“David Lee Roth may be a world class ass but he does have a way with a one-liner, such as, ‘The reason more rock critics like Elvis Costello than Van Halen is that more rock critics look like Elvis Costello than Van Halen.’ Which is my way of saying, I guess I’m just not a critic, because I’ve never been an overwhelming Elvis C fan (more of an appreciator really), and most of his tracks that I do really like, you’ve probably already heard them a bunch, and thus they exude allergy potential. But not Green Shirt from 1979’s Armed Forces. I never heard too much Green Shirt. Tight, sharp, and smart as pop.” (Philip Random)
“See Emily Play is one of those tracks that was a big hit in the UK, but missed pretty much completely in the Americas, the upside being, I never got overexposed. In fact, I never even heard it until at least 1980 when I stumbled across a cassette copy of Relics (a 1971 compilation). And fine it was. Because what better time and place than a bleak Canadian midwinter, almost thirteen years after the fact, to finally catch the peak of London’s psychedelic spring via Emily and the free games she dared playe? It still feels like sunshine, every time I hear it. Shine on, Mr. Barrett.” (Philip Random)

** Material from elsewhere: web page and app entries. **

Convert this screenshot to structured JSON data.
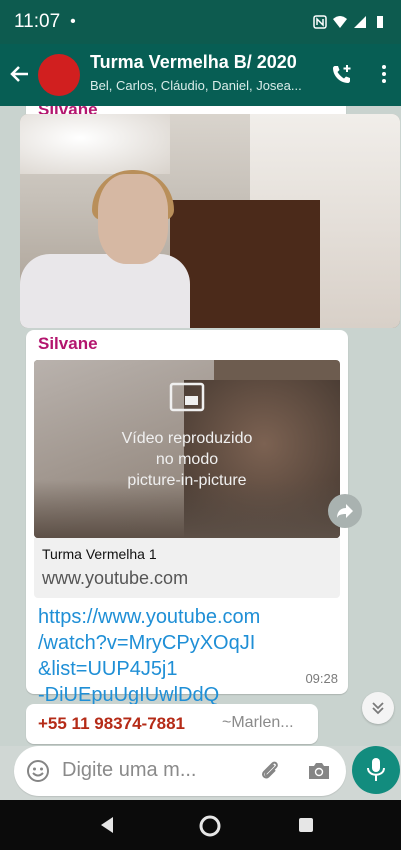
{
  "status_bar": {
    "time": "11:07",
    "dot": "•"
  },
  "header": {
    "title": "Turma Vermelha B/ 2020",
    "subtitle": "Bel, Carlos, Cláudio, Daniel, Josea..."
  },
  "messages": {
    "first_sender": "Silvane",
    "second_sender": "Silvane",
    "preview_overlay": "Vídeo reproduzido\nno modo\npicture-in-picture",
    "card_title": "Turma Vermelha 1",
    "card_domain": "www.youtube.com",
    "link": "https://www.youtube.com\n/watch?v=MryCPyXOqJI\n&list=UUP4J5j1\n-DiUEpuUgIUwlDdQ",
    "time": "09:28",
    "third_phone": "+55 11 98374-7881",
    "third_alias": "~Marlen..."
  },
  "input": {
    "placeholder": "Digite uma m..."
  },
  "colors": {
    "header": "#075e54",
    "sender": "#b3156e",
    "link": "#1f8fd6",
    "mic": "#128c7e"
  }
}
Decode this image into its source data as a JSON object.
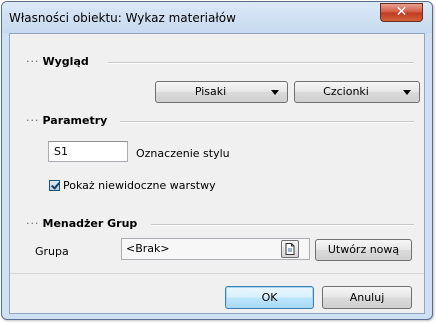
{
  "window": {
    "title": "Własności obiektu: Wykaz materiałów",
    "close_glyph": "✕"
  },
  "appearance": {
    "heading": "Wygląd",
    "pens_label": "Pisaki",
    "fonts_label": "Czcionki"
  },
  "parameters": {
    "heading": "Parametry",
    "style_value": "S1",
    "style_label": "Oznaczenie stylu",
    "show_hidden_layers_label": "Pokaż niewidoczne warstwy",
    "show_hidden_layers_checked": true
  },
  "group_manager": {
    "heading": "Menadżer Grup",
    "group_label": "Grupa",
    "group_value": "<Brak>",
    "browse_icon": "document-icon",
    "create_new_label": "Utwórz nową"
  },
  "footer": {
    "ok_label": "OK",
    "cancel_label": "Anuluj"
  },
  "section_prefix": "···"
}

If nothing else, Brian Eno’s Another Green World has a perfect title. Put it on and you get transported to a very agreeable yet very different place. Alien even. Yet oh so green and achingly beautiful, like a dream, vaguely remembered via odd, mostly pleasant, always strange fragments, with St. Elmo’s Fire an actual pop song easing from the mists halfway through side one, deepening the mystery, because what the hell is St. Emo’s Fire but a mystery? And there’s a superlative Robert Fripp guitar solo.

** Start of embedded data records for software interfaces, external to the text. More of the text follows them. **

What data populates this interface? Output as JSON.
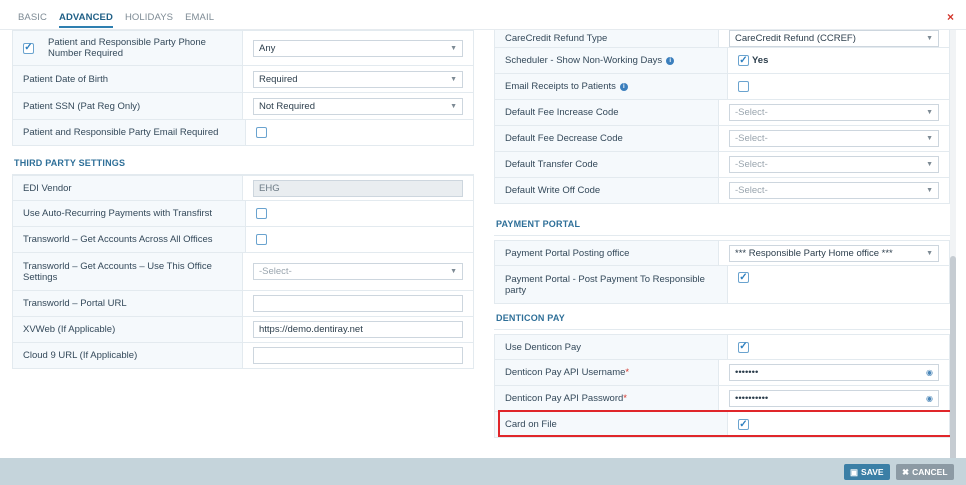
{
  "tabs": [
    {
      "label": "BASIC"
    },
    {
      "label": "ADVANCED",
      "active": true
    },
    {
      "label": "HOLIDAYS"
    },
    {
      "label": "EMAIL"
    }
  ],
  "close_label": "×",
  "left": {
    "rows_top": [
      {
        "label": "Patient and Responsible Party Phone Number Required",
        "value": "Any",
        "checked": true
      },
      {
        "label": "Patient Date of Birth",
        "value": "Required"
      },
      {
        "label": "Patient SSN (Pat Reg Only)",
        "value": "Not Required"
      },
      {
        "label": "Patient and Responsible Party Email Required",
        "checked": false
      }
    ],
    "third_party_title": "THIRD PARTY SETTINGS",
    "third_party_rows": [
      {
        "label": "EDI Vendor",
        "value": "EHG"
      },
      {
        "label": "Use Auto-Recurring Payments with Transfirst",
        "checked": false
      },
      {
        "label": "Transworld – Get Accounts Across All Offices",
        "checked": false
      },
      {
        "label": "Transworld – Get Accounts – Use This Office Settings",
        "placeholder": "-Select-"
      },
      {
        "label": "Transworld – Portal URL",
        "value": ""
      },
      {
        "label": "XVWeb (If Applicable)",
        "value": "https://demo.dentiray.net"
      },
      {
        "label": "Cloud 9 URL (If Applicable)",
        "value": ""
      }
    ]
  },
  "right": {
    "rows_top": [
      {
        "label": "CareCredit Refund Type",
        "value": "CareCredit Refund (CCREF)"
      },
      {
        "label": "Scheduler - Show Non-Working Days",
        "yes_label": "Yes",
        "checked": true
      },
      {
        "label": "Email Receipts to Patients",
        "checked": false
      },
      {
        "label": "Default Fee Increase Code",
        "placeholder": "-Select-"
      },
      {
        "label": "Default Fee Decrease Code",
        "placeholder": "-Select-"
      },
      {
        "label": "Default Transfer Code",
        "placeholder": "-Select-"
      },
      {
        "label": "Default Write Off Code",
        "placeholder": "-Select-"
      }
    ],
    "payment_portal_title": "PAYMENT PORTAL",
    "payment_rows": [
      {
        "label": "Payment Portal Posting office",
        "value": "*** Responsible Party Home office ***"
      },
      {
        "label": "Payment Portal - Post Payment To Responsible party",
        "checked": true
      }
    ],
    "denticon_title": "DENTICON PAY",
    "denticon_rows": [
      {
        "label": "Use Denticon Pay",
        "checked": true
      },
      {
        "label": "Denticon Pay API Username",
        "required_mark": "*",
        "value": "•••••••"
      },
      {
        "label": "Denticon Pay API Password",
        "required_mark": "*",
        "value": "••••••••••"
      },
      {
        "label": "Card on File",
        "checked": true
      }
    ]
  },
  "footer": {
    "save_label": "SAVE",
    "cancel_label": "CANCEL"
  },
  "colors": {
    "accent": "#2f7fb0",
    "highlight": "#e0262a",
    "footer_bg": "#c5d4db"
  }
}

“This one came our way in 1979 (c/o London Calling, arguably the greatest album of any and all time), but it never had more currency for me than the summer of 1984. We dropped a lot of LSD that summer, in our mid-twenties by then. Old enough to know better, of course, or maybe just go further, higher, deeper through the absurdities of the ever corroding western world whose edges and holes and voids we felt compelled to explore. This meant going public with acid in our veins, taking it to malls, video arcades, strip joints, crowded downtown streets, fair grounds, everywhere, every weird and ugly thing. Getting lost in the supermarket, we called it.” (Philip Random)
An early single provides strong evidence that Bauhaus were far more than just a goth outfit (the term didn’t even exist until after they’d split up). What they were was smart, innovative, never remotely boring, with Terror Couple Kill Colonel working all manner of studio exploration to get seductively under the skin, into the blood.

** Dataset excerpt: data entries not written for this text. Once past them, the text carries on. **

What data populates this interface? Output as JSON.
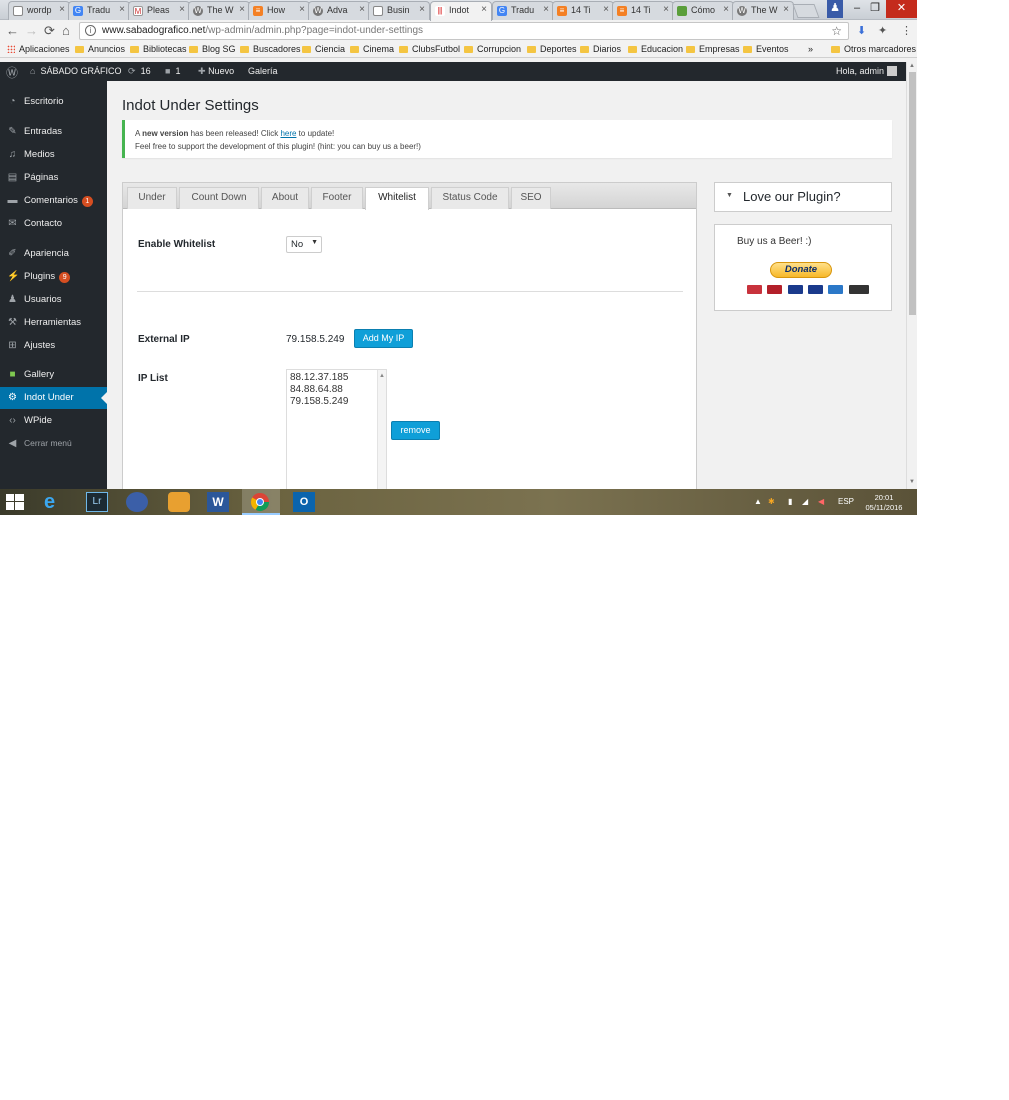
{
  "browser": {
    "tabs": [
      {
        "title": "wordp",
        "favicon": "page-icon"
      },
      {
        "title": "Tradu",
        "favicon": "translate-icon"
      },
      {
        "title": "Pleas",
        "favicon": "gmail-icon"
      },
      {
        "title": "The W",
        "favicon": "wordpress-icon"
      },
      {
        "title": "How",
        "favicon": "stackoverflow-icon"
      },
      {
        "title": "Adva",
        "favicon": "wordpress-icon"
      },
      {
        "title": "Busin",
        "favicon": "page-icon"
      },
      {
        "title": "Indot",
        "favicon": "plugin-icon"
      },
      {
        "title": "Tradu",
        "favicon": "translate-icon"
      },
      {
        "title": "14 Ti",
        "favicon": "stackoverflow-icon"
      },
      {
        "title": "14 Ti",
        "favicon": "stackoverflow-icon"
      },
      {
        "title": "Cómo",
        "favicon": "page-icon"
      },
      {
        "title": "The W",
        "favicon": "wordpress-icon"
      }
    ],
    "url_host": "www.sabadografico.net",
    "url_path": "/wp-admin/admin.php?page=indot-under-settings",
    "bookmarks": [
      "Aplicaciones",
      "Anuncios",
      "Bibliotecas",
      "Blog SG",
      "Buscadores",
      "Ciencia",
      "Cinema",
      "ClubsFutbol",
      "Corrupcion",
      "Deportes",
      "Diarios",
      "Educacion",
      "Empresas",
      "Eventos"
    ],
    "bookmarks_more": "»",
    "other_bookmarks": "Otros marcadores"
  },
  "adminbar": {
    "site_name": "SÁBADO GRÁFICO",
    "updates_count": "16",
    "comments_count": "1",
    "new_label": "Nuevo",
    "gallery_label": "Galería",
    "greeting": "Hola, admin"
  },
  "menu": {
    "items": [
      {
        "label": "Escritorio",
        "icon": "dashboard-icon"
      },
      {
        "label": "Entradas",
        "icon": "pin-icon"
      },
      {
        "label": "Medios",
        "icon": "media-icon"
      },
      {
        "label": "Páginas",
        "icon": "pages-icon"
      },
      {
        "label": "Comentarios",
        "icon": "comments-icon",
        "badge": "1"
      },
      {
        "label": "Contacto",
        "icon": "mail-icon"
      },
      {
        "label": "Apariencia",
        "icon": "brush-icon"
      },
      {
        "label": "Plugins",
        "icon": "plugin-icon",
        "badge": "9"
      },
      {
        "label": "Usuarios",
        "icon": "user-icon"
      },
      {
        "label": "Herramientas",
        "icon": "wrench-icon"
      },
      {
        "label": "Ajustes",
        "icon": "settings-icon"
      },
      {
        "label": "Gallery",
        "icon": "gallery-icon"
      },
      {
        "label": "Indot Under",
        "icon": "gear-icon"
      },
      {
        "label": "WPide",
        "icon": "code-icon"
      },
      {
        "label": "Cerrar menú",
        "icon": "collapse-icon"
      }
    ]
  },
  "page": {
    "title": "Indot Under Settings",
    "notice": {
      "line1_pre": "A ",
      "line1_bold": "new version",
      "line1_mid": " has been released! Click ",
      "line1_link": "here",
      "line1_post": " to update!",
      "line2": "Feel free to support the development of this plugin! (hint: you can buy us a beer!)"
    },
    "tabs": [
      "Under",
      "Count Down",
      "About",
      "Footer",
      "Whitelist",
      "Status Code",
      "SEO"
    ],
    "active_tab": "Whitelist",
    "enable_whitelist_label": "Enable Whitelist",
    "enable_whitelist_value": "No",
    "external_ip_label": "External IP",
    "external_ip_value": "79.158.5.249",
    "add_my_ip_label": "Add My IP",
    "ip_list_label": "IP List",
    "ip_list": [
      "88.12.37.185",
      "84.88.64.88",
      "79.158.5.249"
    ],
    "remove_label": "remove"
  },
  "sidebar": {
    "box_title": "Love our Plugin?",
    "buy_text": "Buy us a Beer! :)",
    "donate_label": "Donate"
  },
  "taskbar": {
    "language": "ESP",
    "time": "20:01",
    "date": "05/11/2016"
  },
  "colors": {
    "wp_dark": "#23282d",
    "wp_blue": "#0073aa",
    "button_blue": "#0f9fd8",
    "badge_orange": "#d54e21",
    "notice_green": "#46b450"
  }
}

Wherein the Human League pound home the point (with big beat and propulsive groove) that the times are always hard. It just depends where you’re sitting, or in this case, dancing. A track that never got released on an album but all the club DJs found it anyway. Do You Want Me Baby? may have been the big deal hit at the time, but it took Hard Times to burn down the house (and perhaps the Empire).
“Back in 1999, I recall somebody somewhere putting forth the argument that Bob Dylan’s Visions of Johanna was the single greatest record of the twentieth century. Something to do with the line about the ghost of ‘lectricity howling in the bones of her face, or maybe it was the part about infinity going up on trial. Either way, he was talking about the studio version that showed up on Blonde on Blonde, which is weird, because that’s not even the best version, which is the 1966 live take that did the rounds on bootlegs for years, then finally showed up on the Biograph box set. Something about it being pared down to just Bob, guitar, harmonica, voice – nothing else getting in the way of his accelerated brain and the amphetamine precision of the impossible images it was putting forth. Which is entirely the point, I think. Young genius stepping up to his confusion, surfing its twists and convolutions, letting it take him places he could never have imagined existed … and then finding a way to channel it all to into breath and voice and words. Call it a song. A damned fine one. Yet not beyond parody.” (Philip Random)
“Because there had to be some Santana on this list. Might as well go with the biggest, wildest, livest thing I’ve got. Because the force of nature known as Carlos Santana always sounded best to me live, from stealing the show at Woodstock (for a while anyway) to conquering Japan in 1974 with maybe the hottest band on the planet. I only wish I’d actually known about Every Step of the Way at the time. Would’ve allowed me to destroy all comers in all those stupid yet essential who’s-the-fastest-guitarist arguments we seemed to need to have in Grade Ten.” (Philip Random)
George Harrison (always the most psychedelic Beatle) offers up a nifty slice of so-called world music (before we had the lame marketing term for it). Found on the soundtrack for a 1968 movie called Wonderwall that nobody ever saw, but then Oasis copped the title for a song name a couple of decades later and went mega-platinum with it. But On The Bed is far better (and cooler) than that derivative and over seasoned pop stew.